Tactics such as sexualising candidates are usually specific to women, Lawless said. For men, evidence of sexual prowess is often seen as a positive, a boon to their masculinity. But with women, it’s different, she said.

“Whether it’s slut-shaming or trying to humiliate a women because of something she did in her past that’s linked to sexuality, that kind of activity still happens more to women than men,” Lawless said. “Tapping into a woman’s sexuality is seen as a way to undermine her credibility and undercut her experience.”

The outpouring Hundley has felt from her community and beyond in response to her video has been entirely positive. She’s even had a wave of volunteers to help with her campaign, with people offering to put up yard signs and host fundraisers.

Hundley said the help was coming from people determined to keep attacks like the one against her from being successful, and Hundley is proud to be part of the change propelling women forward in politics.

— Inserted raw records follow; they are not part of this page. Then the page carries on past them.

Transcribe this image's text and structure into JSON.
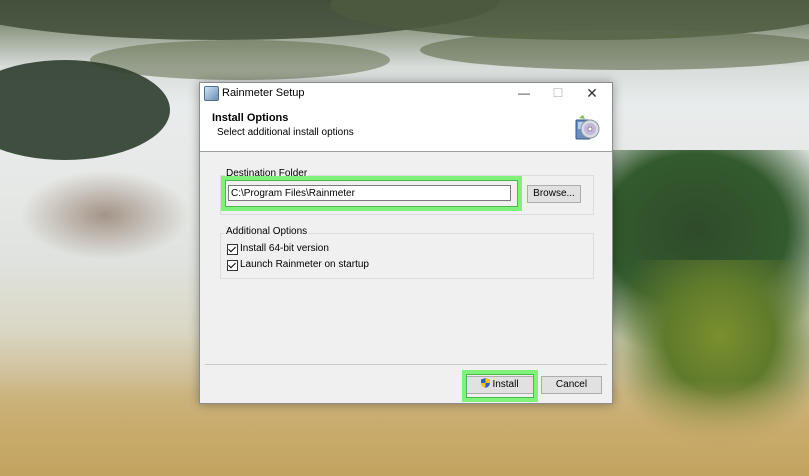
{
  "window": {
    "title": "Rainmeter Setup",
    "min_glyph": "—",
    "max_glyph": "☐",
    "close_glyph": "✕"
  },
  "header": {
    "title": "Install Options",
    "subtitle": "Select additional install options",
    "icon": "installer-disc-icon"
  },
  "destination": {
    "group_label": "Destination Folder",
    "path_value": "C:\\Program Files\\Rainmeter",
    "browse_label": "Browse..."
  },
  "options": {
    "group_label": "Additional Options",
    "items": [
      {
        "label": "Install 64-bit version",
        "checked": true
      },
      {
        "label": "Launch Rainmeter on startup",
        "checked": true
      }
    ]
  },
  "footer": {
    "install_label": "Install",
    "cancel_label": "Cancel"
  },
  "colors": {
    "highlight": "#7ef27a",
    "dialog_bg": "#f0f0f0"
  }
}
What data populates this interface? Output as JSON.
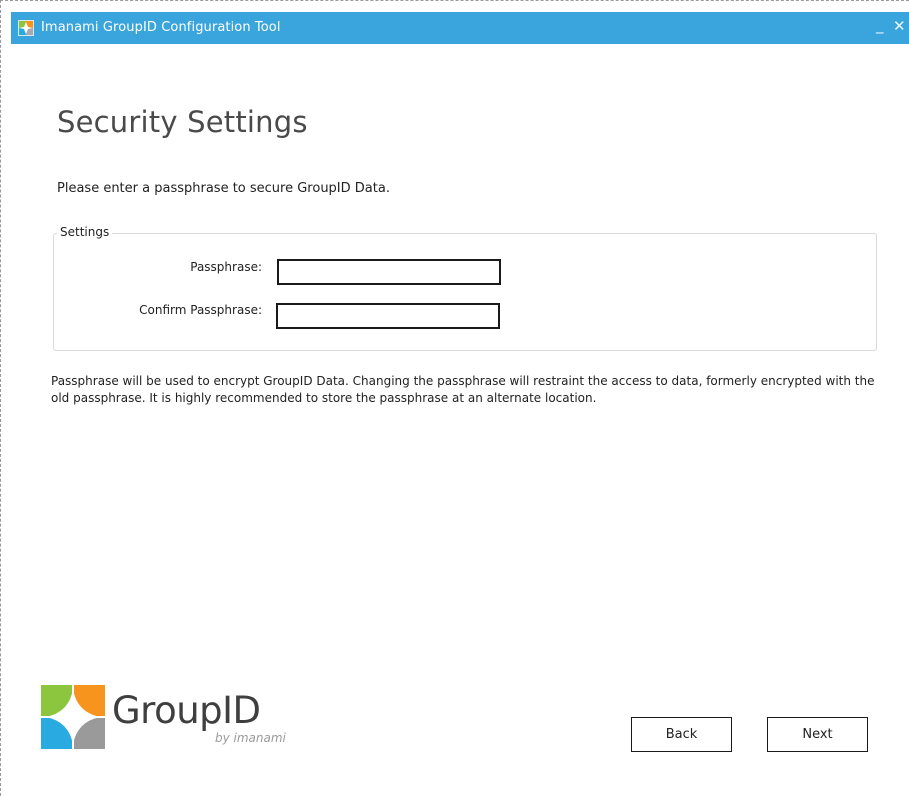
{
  "window": {
    "title": "Imanami GroupID Configuration Tool",
    "minimize_glyph": "_",
    "close_glyph": "✕",
    "titlebar_color": "#3aa5dc"
  },
  "page": {
    "title": "Security Settings",
    "intro": "Please enter a passphrase to secure GroupID Data."
  },
  "settings": {
    "legend": "Settings",
    "passphrase_label": "Passphrase:",
    "passphrase_value": "",
    "confirm_label": "Confirm Passphrase:",
    "confirm_value": ""
  },
  "note": "Passphrase will be used to encrypt GroupID Data. Changing the passphrase will restraint the access to data, formerly encrypted with the old passphrase. It is highly recommended to store the passphrase at an alternate location.",
  "branding": {
    "product": "GroupID",
    "by_line": "by imanami",
    "logo_icon": "groupid-logo-icon"
  },
  "buttons": {
    "back": "Back",
    "next": "Next"
  }
}
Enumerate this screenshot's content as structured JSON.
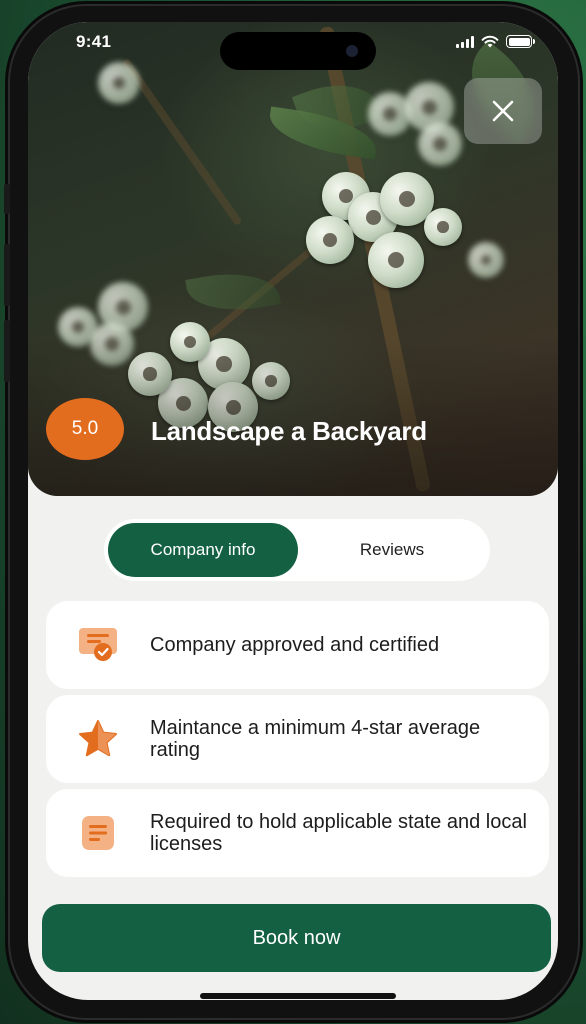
{
  "status_bar": {
    "time": "9:41"
  },
  "hero": {
    "rating": "5.0",
    "title": "Landscape a Backyard"
  },
  "tabs": [
    {
      "label": "Company info",
      "active": true
    },
    {
      "label": "Reviews",
      "active": false
    }
  ],
  "features": [
    {
      "icon": "certificate-icon",
      "text": "Company approved and certified"
    },
    {
      "icon": "star-icon",
      "text": "Maintance a minimum 4-star average rating"
    },
    {
      "icon": "document-icon",
      "text": "Required to hold applicable state and local licenses"
    }
  ],
  "cta": {
    "label": "Book now"
  },
  "colors": {
    "brand_green": "#136142",
    "accent_orange": "#e36d1f",
    "icon_orange_light": "#f4b184",
    "background": "#f1f1ef"
  }
}
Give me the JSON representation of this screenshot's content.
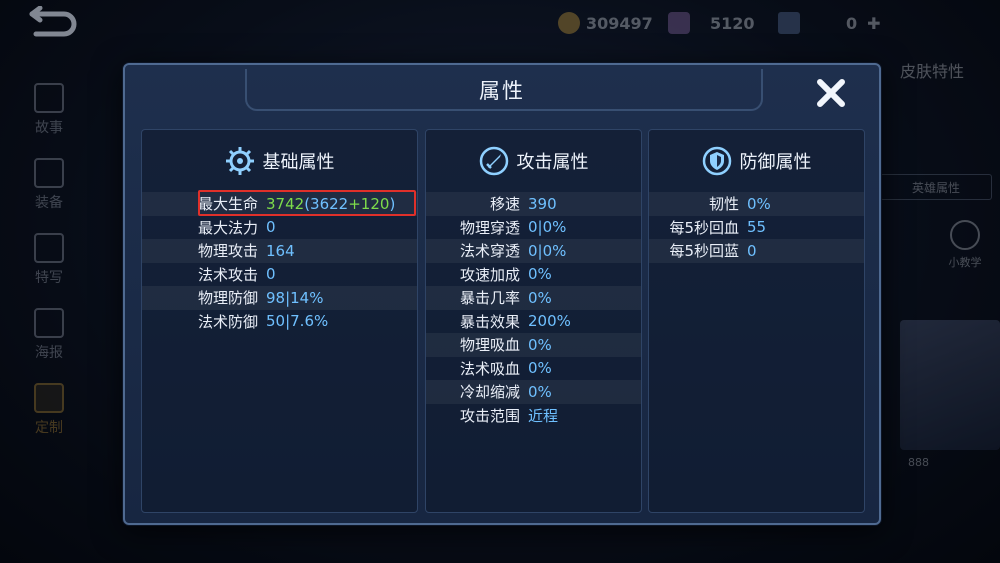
{
  "hud": {
    "gold": "309497",
    "gems": "5120",
    "tickets": "0",
    "add_symbol": "✚"
  },
  "sidebar": {
    "items": [
      {
        "label": "故事"
      },
      {
        "label": "装备"
      },
      {
        "label": "特写"
      },
      {
        "label": "海报"
      },
      {
        "label": "定制"
      }
    ]
  },
  "right_panel": {
    "skin_title": "皮肤特性",
    "hero_attr_button": "英雄属性",
    "tutorial_label": "小教学",
    "card_count": "888"
  },
  "modal": {
    "title": "属性",
    "columns": [
      {
        "title": "基础属性",
        "icon": "gear-icon",
        "rows": [
          {
            "key": "最大生命",
            "value": "3742",
            "detail_open": "(",
            "base": "3622",
            "plus": "+120",
            "detail_close": ")"
          },
          {
            "key": "最大法力",
            "value": "0"
          },
          {
            "key": "物理攻击",
            "value": "164"
          },
          {
            "key": "法术攻击",
            "value": "0"
          },
          {
            "key": "物理防御",
            "value": "98|14%"
          },
          {
            "key": "法术防御",
            "value": "50|7.6%"
          }
        ]
      },
      {
        "title": "攻击属性",
        "icon": "sword-icon",
        "rows": [
          {
            "key": "移速",
            "value": "390"
          },
          {
            "key": "物理穿透",
            "value": "0|0%"
          },
          {
            "key": "法术穿透",
            "value": "0|0%"
          },
          {
            "key": "攻速加成",
            "value": "0%"
          },
          {
            "key": "暴击几率",
            "value": "0%"
          },
          {
            "key": "暴击效果",
            "value": "200%"
          },
          {
            "key": "物理吸血",
            "value": "0%"
          },
          {
            "key": "法术吸血",
            "value": "0%"
          },
          {
            "key": "冷却缩减",
            "value": "0%"
          },
          {
            "key": "攻击范围",
            "value": "近程"
          }
        ]
      },
      {
        "title": "防御属性",
        "icon": "shield-icon",
        "rows": [
          {
            "key": "韧性",
            "value": "0%"
          },
          {
            "key": "每5秒回血",
            "value": "55"
          },
          {
            "key": "每5秒回蓝",
            "value": "0"
          }
        ]
      }
    ]
  },
  "colors": {
    "value_blue": "#6fc0ff",
    "bonus_green": "#7ddc4a",
    "highlight_red": "#e0302a"
  }
}
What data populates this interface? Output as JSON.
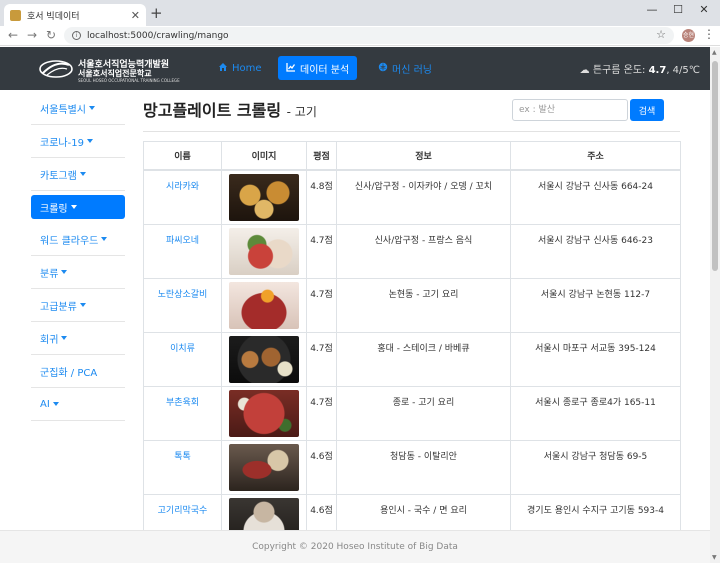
{
  "browser": {
    "tab_title": "호서 빅데이터",
    "url": "localhost:5000/crawling/mango",
    "profile_label": "승현"
  },
  "navbar": {
    "logo_line1": "서울호서직업능력개발원",
    "logo_line2": "서울호서직업전문학교",
    "logo_line3": "SEOUL HOSEO OCCUPATIONAL TRAINING COLLEGE",
    "links": [
      {
        "label": "Home",
        "icon": "home-icon"
      },
      {
        "label": "데이터 분석",
        "icon": "chart-icon"
      },
      {
        "label": "머신 러닝",
        "icon": "brain-icon"
      }
    ],
    "weather_text": "튼구름 온도: ",
    "weather_temp": "4.7",
    "weather_range": ", 4/5℃"
  },
  "sidebar": {
    "items": [
      {
        "label": "서울특별시",
        "caret": true
      },
      {
        "label": "코로나-19",
        "caret": true
      },
      {
        "label": "카토그램",
        "caret": true
      },
      {
        "label": "크롤링",
        "caret": true
      },
      {
        "label": "워드 클라우드",
        "caret": true
      },
      {
        "label": "분류",
        "caret": true
      },
      {
        "label": "고급분류",
        "caret": true
      },
      {
        "label": "회귀",
        "caret": true
      },
      {
        "label": "군집화 / PCA",
        "caret": false
      },
      {
        "label": "AI",
        "caret": true
      }
    ]
  },
  "main": {
    "title": "망고플레이트 크롤링",
    "subtitle": "- 고기",
    "search_placeholder": "ex : 발산",
    "search_button": "검색",
    "columns": [
      "이름",
      "이미지",
      "평점",
      "정보",
      "주소"
    ],
    "rows": [
      {
        "name": "시라카와",
        "rating": "4.8점",
        "info": "신사/압구정 - 이자카야 / 오뎅 / 꼬치",
        "address": "서울시 강남구 신사동 664-24"
      },
      {
        "name": "파씨오네",
        "rating": "4.7점",
        "info": "신사/압구정 - 프랑스 음식",
        "address": "서울시 강남구 신사동 646-23"
      },
      {
        "name": "노란상소갈비",
        "rating": "4.7점",
        "info": "논현동 - 고기 요리",
        "address": "서울시 강남구 논현동 112-7"
      },
      {
        "name": "이치류",
        "rating": "4.7점",
        "info": "홍대 - 스테이크 / 바베큐",
        "address": "서울시 마포구 서교동 395-124"
      },
      {
        "name": "부촌육회",
        "rating": "4.7점",
        "info": "종로 - 고기 요리",
        "address": "서울시 종로구 종로4가 165-11"
      },
      {
        "name": "톡톡",
        "rating": "4.6점",
        "info": "청담동 - 이탈리안",
        "address": "서울시 강남구 청담동 69-5"
      },
      {
        "name": "고기리막국수",
        "rating": "4.6점",
        "info": "용인시 - 국수 / 면 요리",
        "address": "경기도 용인시 수지구 고기동 593-4"
      }
    ]
  },
  "footer": {
    "text": "Copyright © 2020 Hoseo Institute of Big Data"
  },
  "colors": {
    "navbar": "#343a40",
    "accent": "#007bff",
    "link": "#1c8af0"
  }
}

“I believe that talking about this happening removes all of the power that it has,” Hundley said. “Once that video was released into the internet ether, I felt like I’d done what I needed to.”